FLAGSTAFF - House Speaker Andy Tobin held a lead of fewer than 500 votes in his quest for the Republican nomination in a sprawling Arizona congressional district that remained too close to call a day after the election.
Rancher and oilman Gary Kiehne had 15,219 votes, compared with Tobin's 15,689. State Rep. Adam Kwasman was in third place.
The winner will face Democratic Rep. Ann Kirkpatrick, who is being targeted by national Republicans in the district that runs from Flagstaff to the northern Tucson suburbs.
There are still several hundred outstanding ballots in the district, including large numbers in Gila and Pima counties.
Tobin's campaign manager is confident of the results and believes the lead will hold.
Meanwhile, Kirkpatrick announced that her campaign is spending $1.75 million on an ad buy, a sign of the type of big spending that the race will attract in the coming months.
Kiehne has been outspent by both candidates but has argued that people in the district don't need to be represented by career politicians.
"We always in the big picture thought it would come down to us and Tobin," said Kiehne spokesman Chris Baker.
The primary in the 1st Congressional District is the last remaining contest from a primary night that set the stage for other general election contests.
Retired Air Force Col. Martha McSally won the Republican primary for the 2nd District, creating a rematch of a tight 2012 race between her and Democratic Rep. Ron Barber. He was an aide to Rep. Gabrielle Giffords and replaced her after the two were shot at a 2011 campaign event in Tucson.
In the 9th District, retired Air Force pilot Wendy Rogers won the GOP nod and will try to unseat Democratic Rep. Kyrsten Sinema. The district covers Tempe and parts of Phoenix.
In the 7th District, former Arizona Rep. Ruben Gallego won the Democratic primary, essentially ensuring he takes the Phoenix-area seat.
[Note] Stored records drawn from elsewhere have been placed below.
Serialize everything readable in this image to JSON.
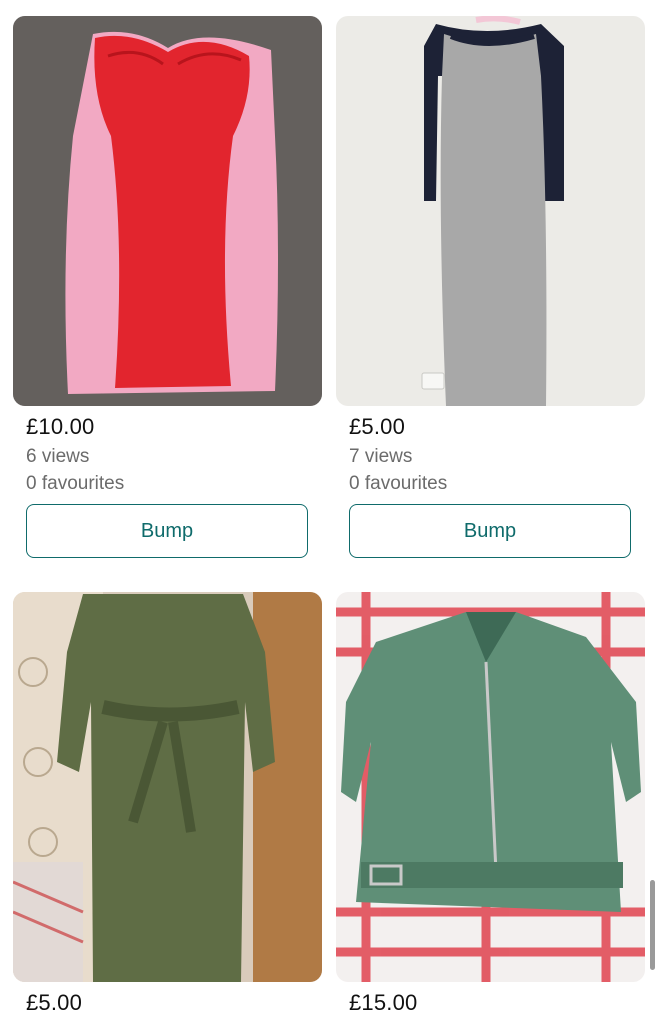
{
  "items": [
    {
      "price": "£10.00",
      "views": "6 views",
      "favourites": "0 favourites",
      "button_label": "Bump",
      "image": "red-pink-bodycon-dress-photo"
    },
    {
      "price": "£5.00",
      "views": "7 views",
      "favourites": "0 favourites",
      "button_label": "Bump",
      "image": "grey-black-raglan-maxi-dress-photo"
    },
    {
      "price": "£5.00",
      "image": "khaki-utility-jumpsuit-photo"
    },
    {
      "price": "£15.00",
      "image": "green-suede-biker-jacket-photo"
    }
  ],
  "colors": {
    "accent": "#0f6b6b",
    "price_text": "#111111",
    "secondary_text": "#6b6b6b"
  }
}
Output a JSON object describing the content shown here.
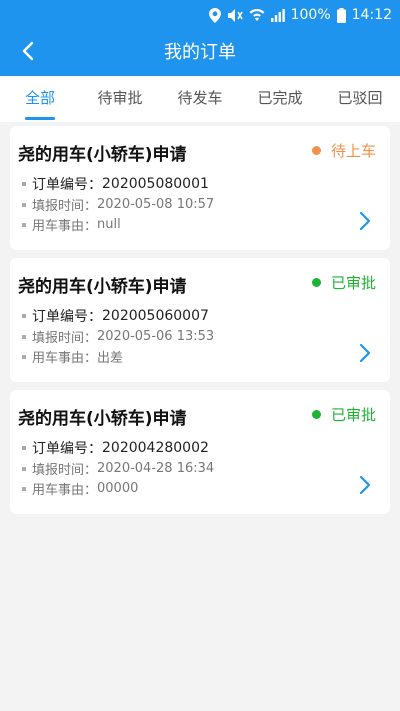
{
  "statusbar": {
    "battery": "100%",
    "time": "14:12"
  },
  "header": {
    "title": "我的订单"
  },
  "tabs": [
    {
      "label": "全部",
      "active": true
    },
    {
      "label": "待审批",
      "active": false
    },
    {
      "label": "待发车",
      "active": false
    },
    {
      "label": "已完成",
      "active": false
    },
    {
      "label": "已驳回",
      "active": false
    }
  ],
  "colors": {
    "primary": "#1e94ef",
    "pending_boarding": "#f0924a",
    "approved": "#1db334"
  },
  "orders": [
    {
      "title": "尧的用车(小轿车)申请",
      "status": "待上车",
      "order_label": "订单编号：",
      "order_no": "202005080001",
      "time_label": "填报时间：",
      "time": "2020-05-08 10:57",
      "reason_label": "用车事由：",
      "reason": "null"
    },
    {
      "title": "尧的用车(小轿车)申请",
      "status": "已审批",
      "order_label": "订单编号：",
      "order_no": "202005060007",
      "time_label": "填报时间：",
      "time": "2020-05-06 13:53",
      "reason_label": "用车事由：",
      "reason": "出差"
    },
    {
      "title": "尧的用车(小轿车)申请",
      "status": "已审批",
      "order_label": "订单编号：",
      "order_no": "202004280002",
      "time_label": "填报时间：",
      "time": "2020-04-28 16:34",
      "reason_label": "用车事由：",
      "reason": "00000"
    }
  ]
}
He easily beat out one-time Maricopa County Supervisor Mary Rose Wilcox and two others.
Wilcox conceded defeat and said she had no regrets. She said she would welcome any offer from Gallego to help address issues in the largely Hispanic district, particularly when it comes to immigration reform.
Gallego faces no Republican opposition in November's election in the Democratic stronghold held by longtime Rep. Ed Pastor, who is retiring.
Gallego said his experience growing up poor, being the first in his family to go to college and serving in the military will keep him focused on curtailing the cost of higher education, making sure veterans get timely health care and improving the lives of people in the 7th District.
"It was an uphill battle and many people didn't believe we could do it," Gallego said. "But we built a great grassroots organization. ... I want them to know I won't let them down."